Work instructions
Search the records that follow and extract every line containing the string "JSON".

Web page and app entries:

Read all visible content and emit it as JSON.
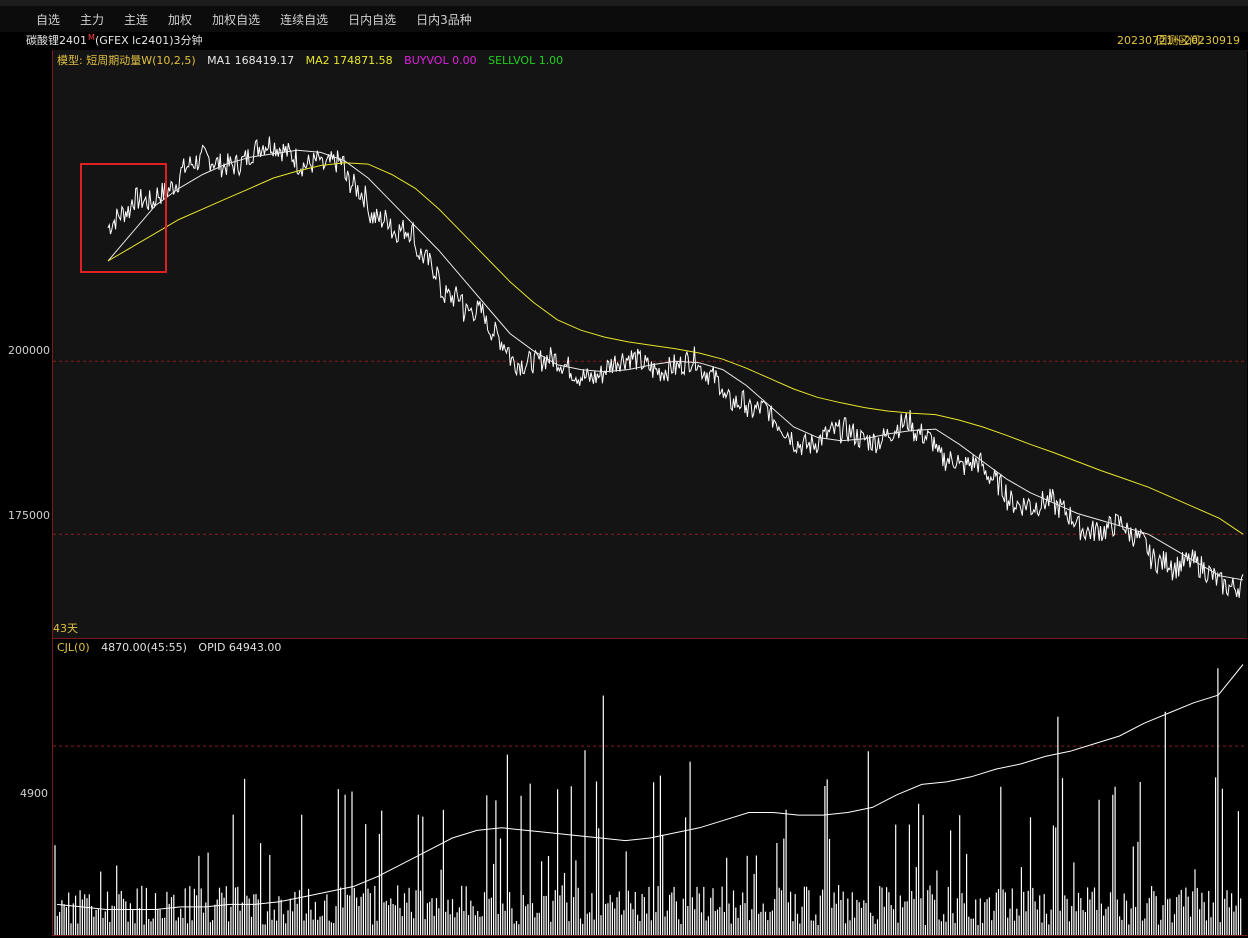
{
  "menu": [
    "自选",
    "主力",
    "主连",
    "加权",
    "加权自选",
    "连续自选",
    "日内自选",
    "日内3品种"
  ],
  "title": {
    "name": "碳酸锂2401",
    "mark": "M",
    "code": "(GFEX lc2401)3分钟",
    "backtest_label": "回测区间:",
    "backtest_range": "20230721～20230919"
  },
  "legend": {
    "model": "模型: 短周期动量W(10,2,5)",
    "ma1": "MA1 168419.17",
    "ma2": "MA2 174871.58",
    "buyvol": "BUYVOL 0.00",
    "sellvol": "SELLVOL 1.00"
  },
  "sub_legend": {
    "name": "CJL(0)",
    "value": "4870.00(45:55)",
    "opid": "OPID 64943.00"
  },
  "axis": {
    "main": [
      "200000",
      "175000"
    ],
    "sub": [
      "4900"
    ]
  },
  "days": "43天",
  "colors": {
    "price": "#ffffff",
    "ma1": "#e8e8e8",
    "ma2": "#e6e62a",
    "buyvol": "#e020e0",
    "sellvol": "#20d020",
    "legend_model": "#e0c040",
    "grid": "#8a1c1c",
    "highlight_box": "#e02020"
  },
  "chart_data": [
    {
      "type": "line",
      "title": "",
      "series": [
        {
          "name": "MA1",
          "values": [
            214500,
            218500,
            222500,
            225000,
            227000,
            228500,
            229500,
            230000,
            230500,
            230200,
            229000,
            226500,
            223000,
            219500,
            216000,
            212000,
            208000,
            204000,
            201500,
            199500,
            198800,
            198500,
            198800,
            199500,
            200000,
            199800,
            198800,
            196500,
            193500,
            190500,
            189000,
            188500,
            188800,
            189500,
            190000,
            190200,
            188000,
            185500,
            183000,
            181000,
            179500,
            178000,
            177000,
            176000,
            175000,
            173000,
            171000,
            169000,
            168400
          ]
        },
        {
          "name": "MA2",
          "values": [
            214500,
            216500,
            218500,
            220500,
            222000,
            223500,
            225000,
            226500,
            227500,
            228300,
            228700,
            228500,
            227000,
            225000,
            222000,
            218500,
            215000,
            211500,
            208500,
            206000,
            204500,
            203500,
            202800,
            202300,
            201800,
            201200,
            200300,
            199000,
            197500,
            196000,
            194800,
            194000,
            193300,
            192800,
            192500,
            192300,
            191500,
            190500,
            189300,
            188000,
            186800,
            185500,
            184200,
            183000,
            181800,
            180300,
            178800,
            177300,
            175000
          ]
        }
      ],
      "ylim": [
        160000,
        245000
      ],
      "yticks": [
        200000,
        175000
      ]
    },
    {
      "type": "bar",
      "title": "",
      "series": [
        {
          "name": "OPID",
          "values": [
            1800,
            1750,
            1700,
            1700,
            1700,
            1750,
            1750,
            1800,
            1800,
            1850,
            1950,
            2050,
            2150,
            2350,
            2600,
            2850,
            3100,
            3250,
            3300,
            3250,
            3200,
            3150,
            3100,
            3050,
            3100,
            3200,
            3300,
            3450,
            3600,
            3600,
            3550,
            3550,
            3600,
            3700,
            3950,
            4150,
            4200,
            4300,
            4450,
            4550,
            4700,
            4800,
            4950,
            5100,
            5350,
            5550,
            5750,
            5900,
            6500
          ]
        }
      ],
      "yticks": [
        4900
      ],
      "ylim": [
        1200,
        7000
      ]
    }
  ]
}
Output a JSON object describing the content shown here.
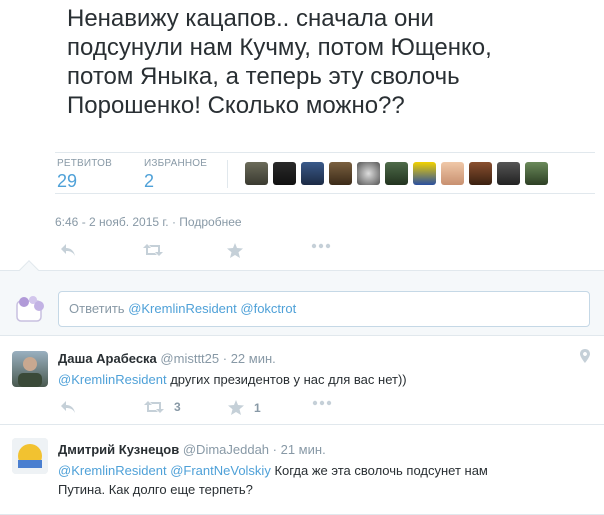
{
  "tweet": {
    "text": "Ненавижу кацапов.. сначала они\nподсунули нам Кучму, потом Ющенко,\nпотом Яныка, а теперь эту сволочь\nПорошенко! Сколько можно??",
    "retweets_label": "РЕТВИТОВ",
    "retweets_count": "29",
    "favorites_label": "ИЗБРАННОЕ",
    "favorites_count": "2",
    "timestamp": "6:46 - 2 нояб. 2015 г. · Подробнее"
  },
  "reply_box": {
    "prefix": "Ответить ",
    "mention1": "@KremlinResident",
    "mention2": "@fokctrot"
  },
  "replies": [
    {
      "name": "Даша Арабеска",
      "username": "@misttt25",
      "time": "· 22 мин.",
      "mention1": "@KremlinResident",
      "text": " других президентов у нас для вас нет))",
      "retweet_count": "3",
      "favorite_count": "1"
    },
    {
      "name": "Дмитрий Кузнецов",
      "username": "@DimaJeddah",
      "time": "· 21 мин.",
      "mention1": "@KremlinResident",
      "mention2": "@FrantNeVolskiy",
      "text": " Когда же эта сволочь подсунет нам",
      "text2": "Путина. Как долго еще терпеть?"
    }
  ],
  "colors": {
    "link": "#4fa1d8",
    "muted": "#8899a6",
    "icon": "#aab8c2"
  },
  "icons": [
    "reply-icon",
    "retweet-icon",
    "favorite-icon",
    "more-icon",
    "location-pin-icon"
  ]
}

Output for this exercise
Read all visible content and emit it as JSON.
Output a JSON object describing the content shown here.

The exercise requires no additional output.